Only the number is needed: how many lines in the entries below contain the string "image"?

App and web page records:
[Start of section]

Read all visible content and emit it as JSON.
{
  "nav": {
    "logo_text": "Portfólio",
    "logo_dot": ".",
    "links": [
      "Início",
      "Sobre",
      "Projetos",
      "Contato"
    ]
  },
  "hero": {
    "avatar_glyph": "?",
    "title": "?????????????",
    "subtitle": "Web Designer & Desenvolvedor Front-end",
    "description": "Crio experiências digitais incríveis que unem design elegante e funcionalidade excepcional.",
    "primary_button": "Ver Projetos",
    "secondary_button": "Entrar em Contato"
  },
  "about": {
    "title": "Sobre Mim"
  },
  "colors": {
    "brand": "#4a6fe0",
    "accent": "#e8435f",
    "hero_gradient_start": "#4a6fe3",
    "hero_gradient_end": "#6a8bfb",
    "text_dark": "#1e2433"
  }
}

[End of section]
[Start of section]

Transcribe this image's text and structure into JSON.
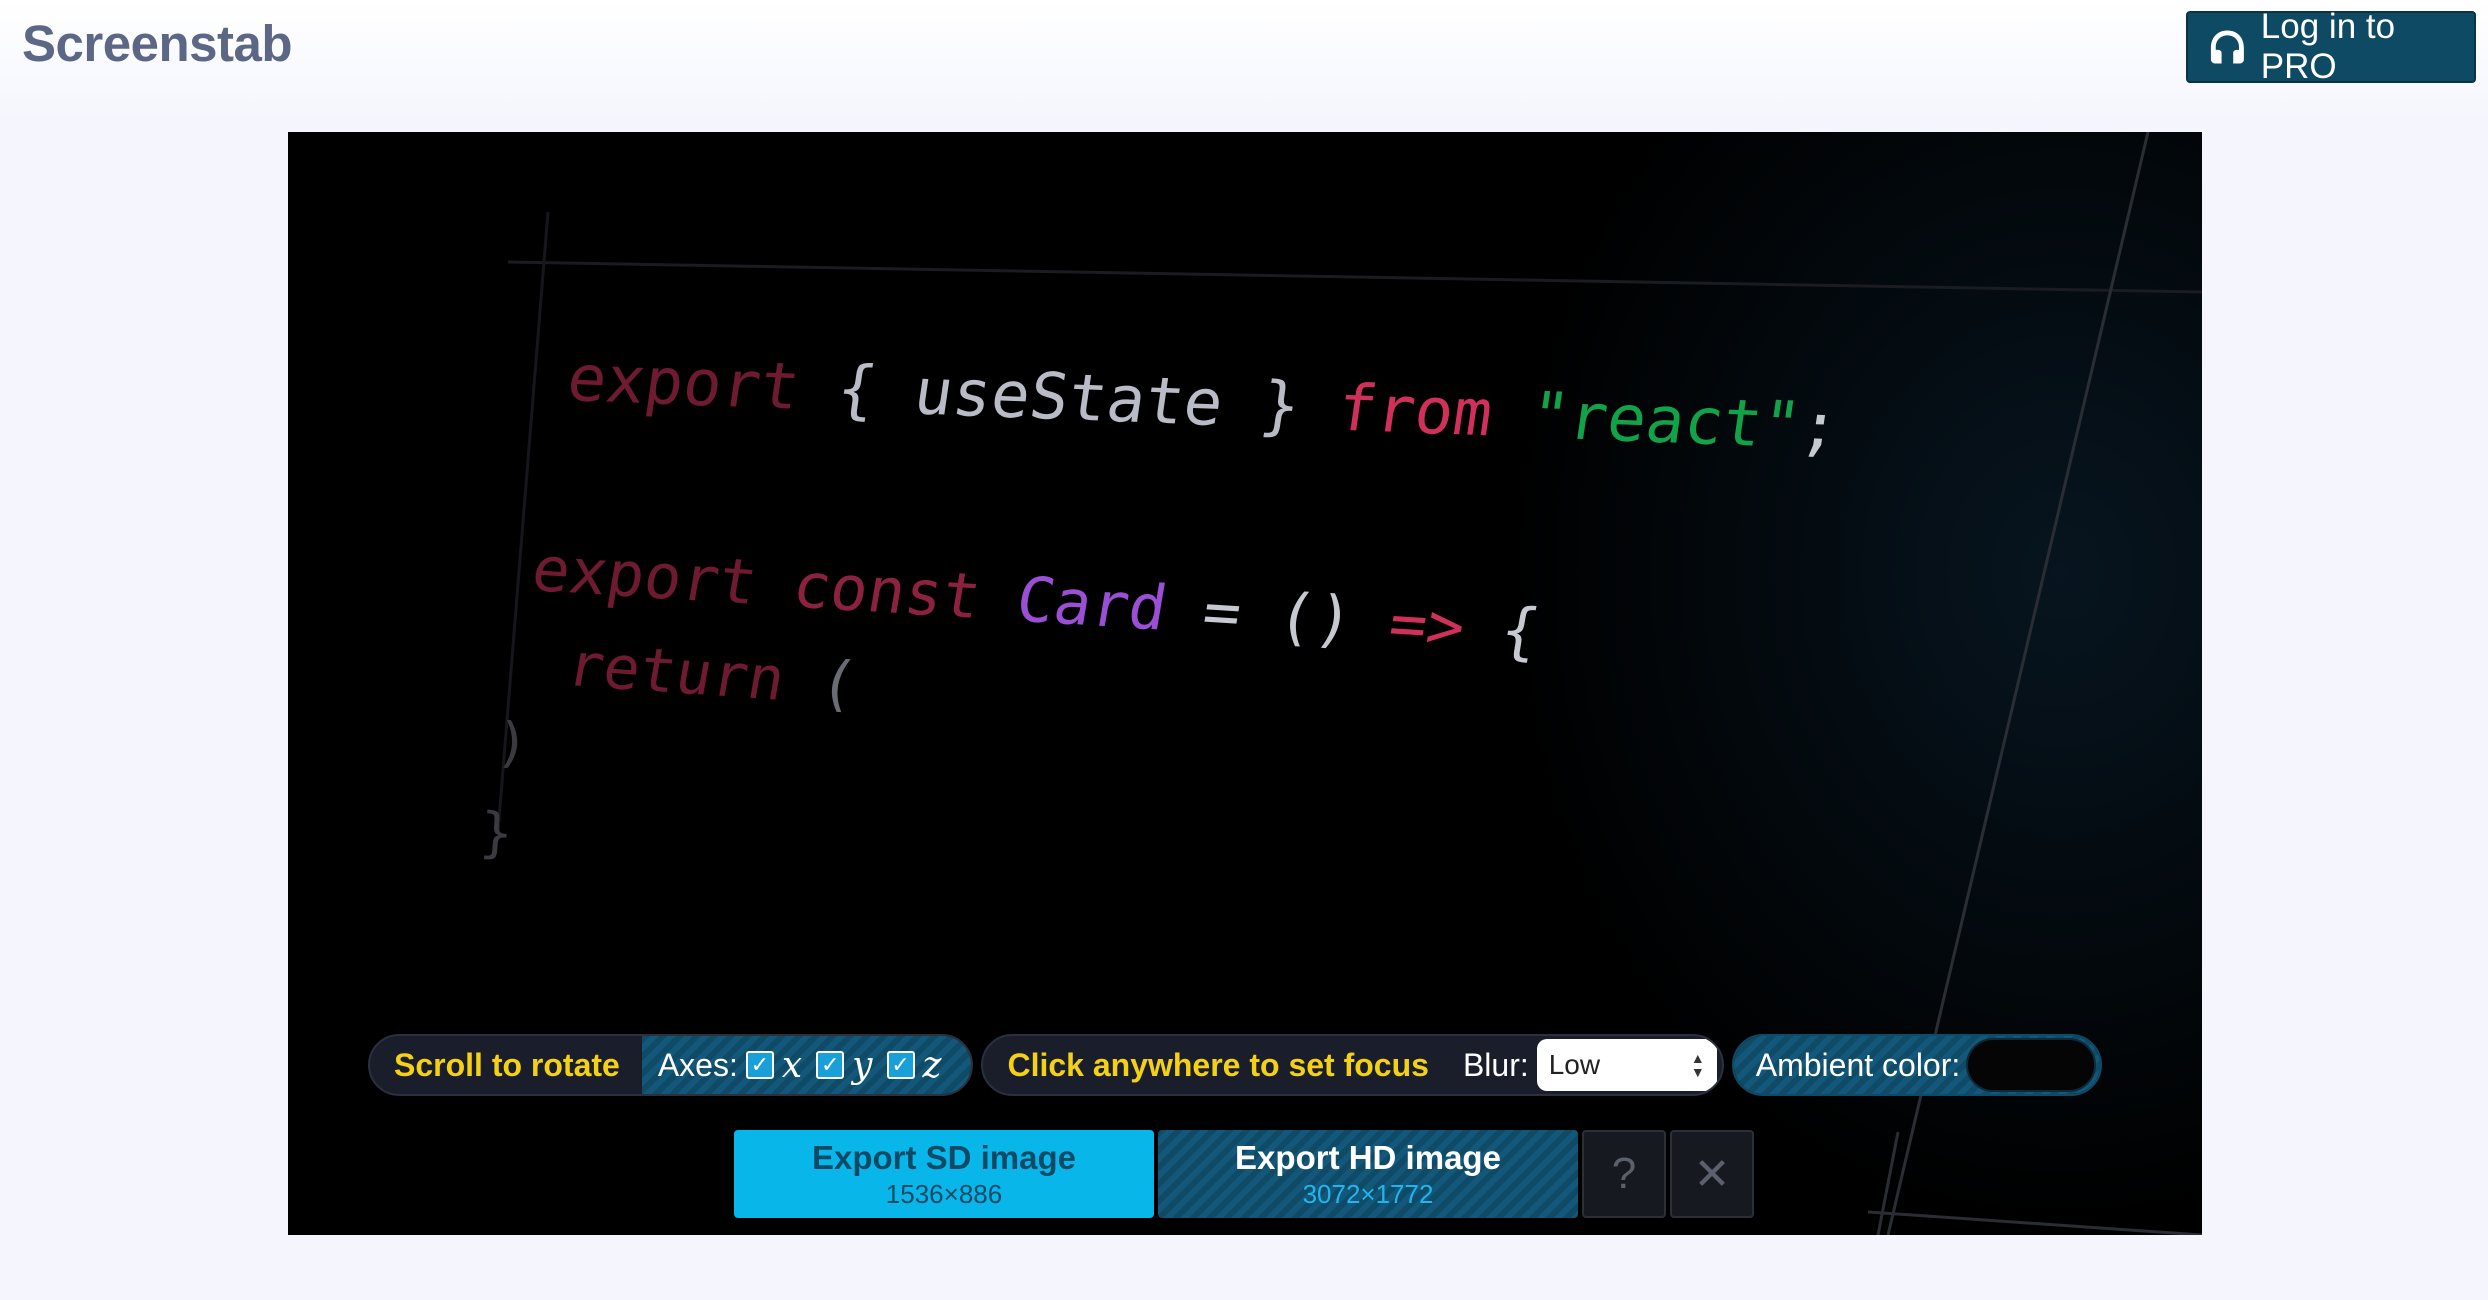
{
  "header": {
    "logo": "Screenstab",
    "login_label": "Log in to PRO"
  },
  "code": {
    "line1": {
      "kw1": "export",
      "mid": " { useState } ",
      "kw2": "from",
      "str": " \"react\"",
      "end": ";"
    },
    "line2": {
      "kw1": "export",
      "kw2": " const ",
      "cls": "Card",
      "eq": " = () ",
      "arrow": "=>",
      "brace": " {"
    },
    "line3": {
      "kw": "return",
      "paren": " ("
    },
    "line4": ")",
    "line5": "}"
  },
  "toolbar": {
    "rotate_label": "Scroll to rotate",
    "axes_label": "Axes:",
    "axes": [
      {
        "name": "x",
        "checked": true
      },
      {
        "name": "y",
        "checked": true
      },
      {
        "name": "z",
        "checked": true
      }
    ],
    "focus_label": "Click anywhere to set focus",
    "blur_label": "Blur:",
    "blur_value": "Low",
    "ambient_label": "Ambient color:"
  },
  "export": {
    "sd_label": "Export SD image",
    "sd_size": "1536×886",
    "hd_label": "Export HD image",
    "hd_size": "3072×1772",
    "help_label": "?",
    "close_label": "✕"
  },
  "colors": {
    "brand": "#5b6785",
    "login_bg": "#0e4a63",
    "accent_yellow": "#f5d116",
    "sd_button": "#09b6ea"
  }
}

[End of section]

**Task answer**
3